__DESCRIPTION OF THE TASK__
Down to the final line, print the records again exactly.

_____

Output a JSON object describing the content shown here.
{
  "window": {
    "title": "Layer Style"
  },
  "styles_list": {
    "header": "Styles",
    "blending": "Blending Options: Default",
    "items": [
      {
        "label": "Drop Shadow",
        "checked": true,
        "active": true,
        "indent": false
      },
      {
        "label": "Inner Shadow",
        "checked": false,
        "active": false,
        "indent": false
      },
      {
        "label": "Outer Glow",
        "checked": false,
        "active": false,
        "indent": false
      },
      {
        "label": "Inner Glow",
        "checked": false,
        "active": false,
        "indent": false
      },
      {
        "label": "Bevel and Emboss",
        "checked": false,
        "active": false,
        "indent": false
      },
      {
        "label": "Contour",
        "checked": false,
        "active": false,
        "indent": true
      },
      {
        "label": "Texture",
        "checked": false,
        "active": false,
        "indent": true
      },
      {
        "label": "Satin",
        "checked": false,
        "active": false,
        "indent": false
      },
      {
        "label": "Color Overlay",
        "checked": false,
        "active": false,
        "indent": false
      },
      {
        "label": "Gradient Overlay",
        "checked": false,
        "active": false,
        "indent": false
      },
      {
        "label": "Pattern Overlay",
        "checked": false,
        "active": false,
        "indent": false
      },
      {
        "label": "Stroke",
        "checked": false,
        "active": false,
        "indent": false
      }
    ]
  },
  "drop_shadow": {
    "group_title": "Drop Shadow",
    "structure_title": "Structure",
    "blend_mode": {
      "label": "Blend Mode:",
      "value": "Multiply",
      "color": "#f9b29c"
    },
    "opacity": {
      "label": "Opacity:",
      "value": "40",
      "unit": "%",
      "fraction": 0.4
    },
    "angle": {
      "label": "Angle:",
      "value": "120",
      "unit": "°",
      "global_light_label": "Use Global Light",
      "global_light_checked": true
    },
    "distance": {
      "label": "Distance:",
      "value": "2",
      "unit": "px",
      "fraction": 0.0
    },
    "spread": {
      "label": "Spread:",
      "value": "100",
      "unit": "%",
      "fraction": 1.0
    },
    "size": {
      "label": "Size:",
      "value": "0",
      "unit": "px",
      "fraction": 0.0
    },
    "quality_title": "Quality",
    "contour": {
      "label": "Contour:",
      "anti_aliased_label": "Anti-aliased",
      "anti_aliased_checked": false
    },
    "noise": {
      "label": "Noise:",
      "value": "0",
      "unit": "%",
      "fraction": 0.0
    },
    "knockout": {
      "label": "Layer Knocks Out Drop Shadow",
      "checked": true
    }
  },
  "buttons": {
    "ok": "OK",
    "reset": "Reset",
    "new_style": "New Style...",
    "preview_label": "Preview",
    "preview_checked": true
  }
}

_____

__TASK OUTPUT__
Output a JSON object describing the content shown here.
{
  "window": {
    "title": "Layer Style"
  },
  "styles_list": {
    "header": "Styles",
    "blending": "Blending Options: Default",
    "items": [
      {
        "label": "Drop Shadow",
        "checked": true,
        "active": true,
        "indent": false
      },
      {
        "label": "Inner Shadow",
        "checked": false,
        "active": false,
        "indent": false
      },
      {
        "label": "Outer Glow",
        "checked": false,
        "active": false,
        "indent": false
      },
      {
        "label": "Inner Glow",
        "checked": false,
        "active": false,
        "indent": false
      },
      {
        "label": "Bevel and Emboss",
        "checked": false,
        "active": false,
        "indent": false
      },
      {
        "label": "Contour",
        "checked": false,
        "active": false,
        "indent": true
      },
      {
        "label": "Texture",
        "checked": false,
        "active": false,
        "indent": true
      },
      {
        "label": "Satin",
        "checked": false,
        "active": false,
        "indent": false
      },
      {
        "label": "Color Overlay",
        "checked": false,
        "active": false,
        "indent": false
      },
      {
        "label": "Gradient Overlay",
        "checked": false,
        "active": false,
        "indent": false
      },
      {
        "label": "Pattern Overlay",
        "checked": false,
        "active": false,
        "indent": false
      },
      {
        "label": "Stroke",
        "checked": false,
        "active": false,
        "indent": false
      }
    ]
  },
  "drop_shadow": {
    "group_title": "Drop Shadow",
    "structure_title": "Structure",
    "blend_mode": {
      "label": "Blend Mode:",
      "value": "Multiply",
      "color": "#f9b29c"
    },
    "opacity": {
      "label": "Opacity:",
      "value": "40",
      "unit": "%",
      "fraction": 0.4
    },
    "angle": {
      "label": "Angle:",
      "value": "120",
      "unit": "°",
      "global_light_label": "Use Global Light",
      "global_light_checked": true
    },
    "distance": {
      "label": "Distance:",
      "value": "2",
      "unit": "px",
      "fraction": 0.0
    },
    "spread": {
      "label": "Spread:",
      "value": "100",
      "unit": "%",
      "fraction": 1.0
    },
    "size": {
      "label": "Size:",
      "value": "0",
      "unit": "px",
      "fraction": 0.0
    },
    "quality_title": "Quality",
    "contour": {
      "label": "Contour:",
      "anti_aliased_label": "Anti-aliased",
      "anti_aliased_checked": false
    },
    "noise": {
      "label": "Noise:",
      "value": "0",
      "unit": "%",
      "fraction": 0.0
    },
    "knockout": {
      "label": "Layer Knocks Out Drop Shadow",
      "checked": true
    }
  },
  "buttons": {
    "ok": "OK",
    "reset": "Reset",
    "new_style": "New Style...",
    "preview_label": "Preview",
    "preview_checked": true
  }
}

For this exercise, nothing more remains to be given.